Skip to main content

Free Content Effects of large-scale topography on abyssal circulation

Download Article:
 Download
(PDF 3,988.7 kb)
 

Abstract:

Two models are employed to study the effect of topographically induced planetary islands (i.e. closed contours of potential vorticity) on the abyssal circulation of an ocean basin. The first is a steady state calculation using a 1½ layer model of the abyssal ocean forced by a uniform upwelling. Planetary geostrophic dynamics yield a characteristic equation in which the inverse potential vorticity serves as a streamfunction for the characteristic velocity field. Aside from warping the classic Stommel-Arons flow in the immediate vicinity of the planetary island, the topography introduces two new elements to the zonal flow west of the topography. The first of these is a system of two zonal jets, flowing in opposite directions and centered on the separatrix contour. The second is an acceleration (or retardation) of the zonal flow (with respect to the classic flat-bottom result) in a broader region of the basin. The strengths of both the double jets and the broader regions of enhanced/retarded zonal flow are found to be determined by forcing in relatively small areas of the basin. The former are excited in the vicinity of saddle points of potential vorticity whereas the latter are excited primarily where the curvature of potential vorticity contours is large.

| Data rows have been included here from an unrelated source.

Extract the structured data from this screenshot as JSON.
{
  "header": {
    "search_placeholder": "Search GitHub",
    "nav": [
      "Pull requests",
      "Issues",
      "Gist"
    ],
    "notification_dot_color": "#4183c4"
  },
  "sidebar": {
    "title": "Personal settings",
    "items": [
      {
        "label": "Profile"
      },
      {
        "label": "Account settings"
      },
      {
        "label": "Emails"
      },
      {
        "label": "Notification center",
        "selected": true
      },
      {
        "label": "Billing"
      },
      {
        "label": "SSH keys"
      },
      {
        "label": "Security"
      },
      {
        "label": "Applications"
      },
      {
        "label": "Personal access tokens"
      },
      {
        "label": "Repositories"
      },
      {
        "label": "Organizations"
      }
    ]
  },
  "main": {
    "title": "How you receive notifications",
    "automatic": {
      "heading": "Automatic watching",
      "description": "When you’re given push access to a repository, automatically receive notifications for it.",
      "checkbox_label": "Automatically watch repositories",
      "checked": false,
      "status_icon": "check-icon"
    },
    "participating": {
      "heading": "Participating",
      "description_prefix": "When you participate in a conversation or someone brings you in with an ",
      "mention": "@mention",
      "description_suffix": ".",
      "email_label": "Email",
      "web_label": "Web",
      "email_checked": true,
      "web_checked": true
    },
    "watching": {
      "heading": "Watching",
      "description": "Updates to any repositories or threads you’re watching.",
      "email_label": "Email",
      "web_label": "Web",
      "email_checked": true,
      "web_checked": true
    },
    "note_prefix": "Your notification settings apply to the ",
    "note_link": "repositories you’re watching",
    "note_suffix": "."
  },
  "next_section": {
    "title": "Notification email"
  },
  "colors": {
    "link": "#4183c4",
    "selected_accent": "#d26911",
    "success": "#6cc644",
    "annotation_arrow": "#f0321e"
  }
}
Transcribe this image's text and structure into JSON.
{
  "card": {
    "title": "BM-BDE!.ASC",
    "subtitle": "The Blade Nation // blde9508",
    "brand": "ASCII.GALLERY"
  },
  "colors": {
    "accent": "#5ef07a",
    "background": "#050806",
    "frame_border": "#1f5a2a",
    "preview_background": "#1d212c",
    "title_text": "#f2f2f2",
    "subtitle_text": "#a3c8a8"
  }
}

The second model, a time dependent 2½ layer planetary geostrophic model is then used to investigate the spin-up problem. The model is forced by a uniform upwelling through each of the two interfaces. The density jump at the upper interface (e.g. the thermocline) is chosen to be ten times that at the lower interface, a disparity which leads to a separation in time scale between the fast and the slow waves of the system. Topography, however, induces a strong coupling between these two modes and results in a quick baroclinization of the flow over the topography. This baroclinization occurs well before the arrival of the nondispersive wave front from the eastern boundary and thus differs from the traditional view of spin-up.

Document Type: Research Article

DOI: http://dx.doi.org/10.1357/002224090784988782

Publication date: May 1, 1990

More about this publication?
  • The Journal of Marine Research publishes peer-reviewed research articles covering a broad array of topics in physical, biological and chemical oceanography. Articles that deal with processes, as well as those that report significant observations, are welcome. In the area of biology, studies involving coupling between ecological and physical processes are preferred over those that report systematics. Authors benefit from thorough reviews of their manuscripts, where an attempt is made to maximize clarity. The time between submission and publication is kept to a minimum; there is no page charge.
  • Editorial Board
  • Information for Authors
  • Subscribe to this Title
  • ingentaconnect is not responsible for the content or availability of external websites
jmr/jmr/1990/00000048/00000002/art00001
dcterms_title,dcterms_description,pub_keyword
6
5
20
40
5

Access Key

Free Content
Free content
New Content
New content
Open Access Content
Open access content
Subscribed Content
Subscribed content
Free Trial Content
Free trial content
Cookie Policy
X
Cookie Policy
ingentaconnect website makes use of cookies so as to keep track of data that you have filled in. I am Happy with this Find out more